Pressure on SA to host talks to end gay persecution

The department of international relations and co-operation says it still plans to host an Africa-wide seminar on violence against people because of their sexual orientation and gender identity, even though the meeting has been postponed several times since it was first mooted more than a year ago.

Altogether 38 African countries have laws that criminalise homosexuality and in Mauritania, Sudan and Nigeria it is punishable by death. The issue has lately become a political tool for some African heads of state, such as Uganda’s President Yoweri Museveni. Last week, the Ugandan Constitutional Court rejected a new anti-gay law that would have imposed even more stringent regulations against homosexuality than those already in place.

Rights groups across the continent now accuse South Africa of stalling on the crucial meeting to follow up on a United Nations report titled Discriminatory Laws and Practices and Acts of Violence Against Individuals Based on Their Sexual Orientation and Gender Identity.

“It is essential for policymakers and gatekeepers to have a dialogue with civil society on this issue,” says Tendai Thondhlana, spokesperson for African Men for Sexual Health and Rights (Amsher), based in Johannesburg. “In some countries, governments say violence against sexual minorities doesn’t exist. It is up to us to show them the evidence.”

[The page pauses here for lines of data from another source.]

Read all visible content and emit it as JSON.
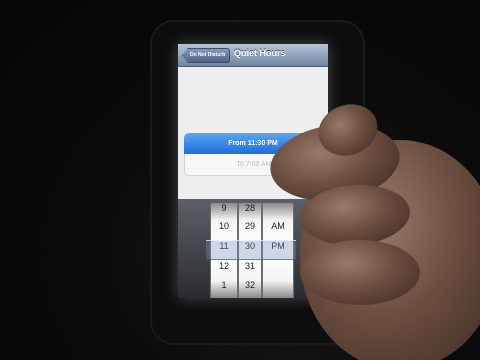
{
  "nav": {
    "back_label": "Do Not Disturb",
    "title": "Quiet Hours"
  },
  "rows": {
    "from_label": "From 11:30 PM",
    "to_label": "To 7:00 AM"
  },
  "picker": {
    "hours": [
      "9",
      "10",
      "11",
      "12",
      "1"
    ],
    "minutes": [
      "28",
      "29",
      "30",
      "31",
      "32"
    ],
    "ampm": [
      "AM",
      "PM"
    ],
    "selected": {
      "hour": "11",
      "minute": "30",
      "ampm": "PM"
    }
  },
  "colors": {
    "accent": "#1e6ed6",
    "navbar": "#6f85a3"
  }
}
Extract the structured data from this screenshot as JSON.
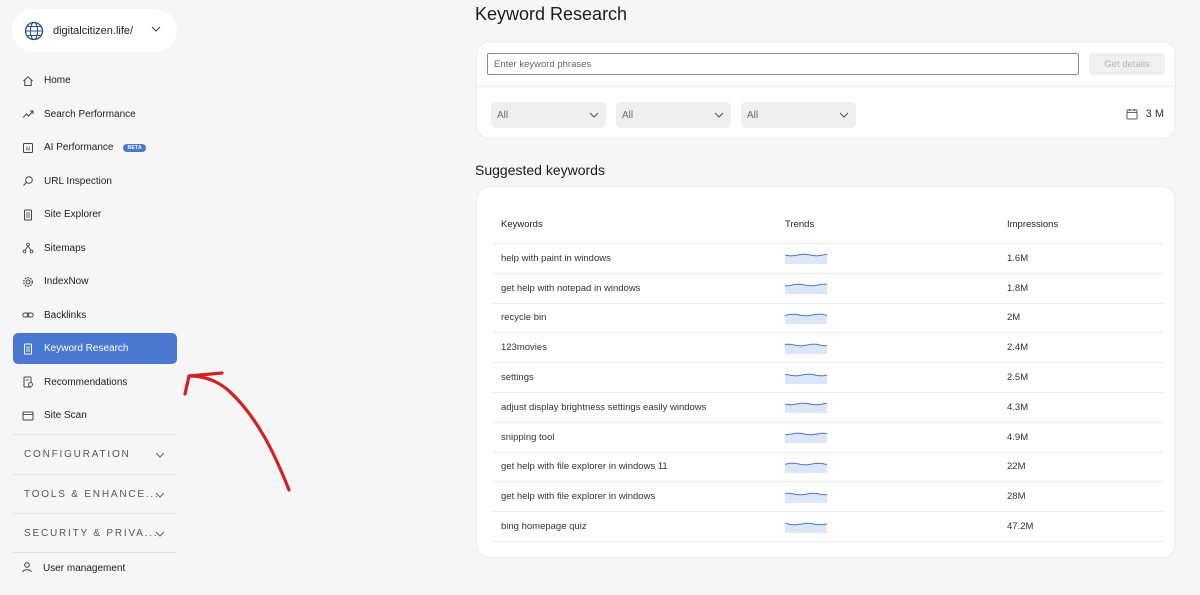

South Africa, together with Brazil and Norway, was instrumental in passing a resolution at the UN Human Rights Council in June 2011 that led to the report on the issue.


Regional seminars were then held all over the world that fed into the International Conference on Human Rights and Sexual Orientation and Gender Identity in Oslo in April 2013. But none were held in Africa.

No meeting
In March this year, South Africa’s minister of international relations and co-operation, Maite Nkoana-Mashabane, told the UN Human Rights Council that the meeting would be held before the end of June this year, but this has not happened.

The international relations and co-operation department’s spokesperson, Nelson Kgwete, responding to written questions from the Mail & Guardian, says: “South Africa is planning to hold the African regional seminar focusing on finding practical solutions for violence and discrimination against persons based on sexual orientation and gender identity.

“The objective thereof will be to facilitate an open and constructive dialogue on the issue of discrimination and acts of violence against individuals … and generate greater understanding on the root causes of these challenges. It is key to note that the objective of the seminar is not to create new or special rights.”

Kgwete denies that South Africa is succumbing to pressure from other African countries where anti-homosexual laws are in place.

“South Africa remains a sovereign and democratic state, founded on values of, among others, human dignity, the achievement of equality and the advancement of human rights and freedoms, nonracialism and nonsexism.

“South Africa conceived and initiated the idea of the regional seminar without pressure from any country, both inside and outside of the African continent,” says Kgwete.

Pepe Julien Onziema, programme director at Sexual Minorities Uganda, told the M&G telephonically that organisations on the continent understand that, in the current climate, there is a lot of pressure on South Africa in the UN Human Rights Council and in the African Union. South Africa also wants to play an important role in issues of trade and security on the continent, he said, but it needs to stick to its prior commitments.

“South Africa at this point needs to take a stand because it has for many years now had laws protecting sexual minorities and has led the process in the past,” he said.

Rights organisation Amsher, together with the Coalition for African Lesbians, said in a statement that, even if not all African states attend the planned seminar, it should go ahead: “The worsening hostility and increasing violence against persons on the basis of their sexual orientation and gender identity and expression demands accountability,” they said.

In April this year, the African Commission on Human and Peoples’ Rights – an organ of the African Union – passed a resolution on ending violence against Africans based on their sexual orientation and gender identity, which was seen as a step in the right direction by human rights groups.

Subscribe to the M&G

These are unprecedented times, and the role of media to tell and record the story of South Africa as it develops is more important than ever.

The Mail & Guardian is a proud news publisher with roots stretching back 35 years, and we’ve survived right from day one thanks to the support of readers who value fiercely independent journalism that is beholden to no-one. To help us continue for another 35 future years with the same proud values, please consider taking out a subscription.

Liesl Louw-Vaudran
Liesl Louw-Vaudran
Liesl Louw-Vaudran is an independent journalist and Africa expert. She lived in Senegal for many years and has reported from over 20 African countries. She is a regular commentator on African issues in the local and international media. From 2002 to 2008 she was the Africa Editor at Media24 newspapers in South Africa and still contributes to newspapers such as the Mail&Guardian in Johannesburg. Liesl also works as a consultant for the Institute for Security Studies, notably as editor of the African Union Peace and Security Council Report.

Related stories

Advertising
Advertising

press releases

Loading latest Press Releases…

The best local and international journalism

handpicked and in your inbox every weekday